Both sexes fully winged. Body mainly yellow with shaded markings medially on head and laterally on tergites; tergal antecostal ridges weakly shaded medially; antennal segment II darker than I, segments III–VIII light brown; fore wings shaded. Head wider than long; ocellar triangle without sculpture, postocular region with transverse striae; 3 pairs of ocellar setae present, pair III close together behind fore ocellus. Antennae 8-segmented; III–IV with forked sensorium. Pronotum with widely spaced sculpture lines; posterior margin with 4 pairs of setae. Metanotum with irregular longitudinal reticulation; median setae close to anterior margin; no campaniform sensilla. Fore wing first vein with about 6 irregularly spaced setae on distal half, second vein with 5 widely spaced setae; posteromarginal cilia wavy. Abdominal tergites III–V median setae very small, about twice as long as the diameter of their basal pores; II–VIII with lateral thirds covered in closely spaced rows of fine microtrichia, these microtrichial fields with three discal setae, posterior margin with fine comb; tergite VIII comb complete, no discal microtrichia medially; tergite IX with no discal microtrichia. Sternites without discal setae; microtrichial rows only present laterally, not extending mesad of setae S2; posterior margins without comb of microtrichia.

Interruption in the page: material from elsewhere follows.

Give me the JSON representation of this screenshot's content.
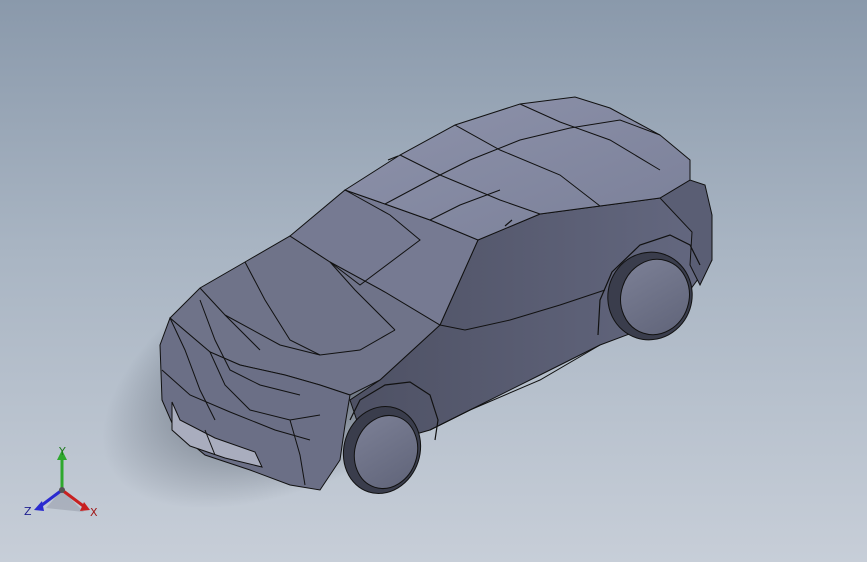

Male smaller than female; tergite IX with paired drepanae; hind femora without comb-like row of stout setae; sternites without pore plates.
The genus Scirtothrips currently includes 100 listed species from various parts of the world. Bailey (1964) provided keys to 13 from North America, but that work was based on specimens that were not fully cleared, and thus few structural details were available concerning differences between species. The identity and validity of certain of the species from California requires further study based on freshly mounted, fully cleared specimens. Similarly, Johansen & Mojica-Guzman (1999) provided keys to 33 species from Mexico, but doubts have been expressed concerning the biological reality of many of these (Mound & zur Strassen, 2001). Hoddle & Mound (2003) provided information on 21 Scirtothrips species from Australia, and Rugman-Jones et al. (2006) produced a molecular key to several pest species in this genus.
Scirtothrips aceri Moulton
Breeding on leaves
Quercus sp. (Fagaceae)
California coastal region (Bailey, 1964: 338)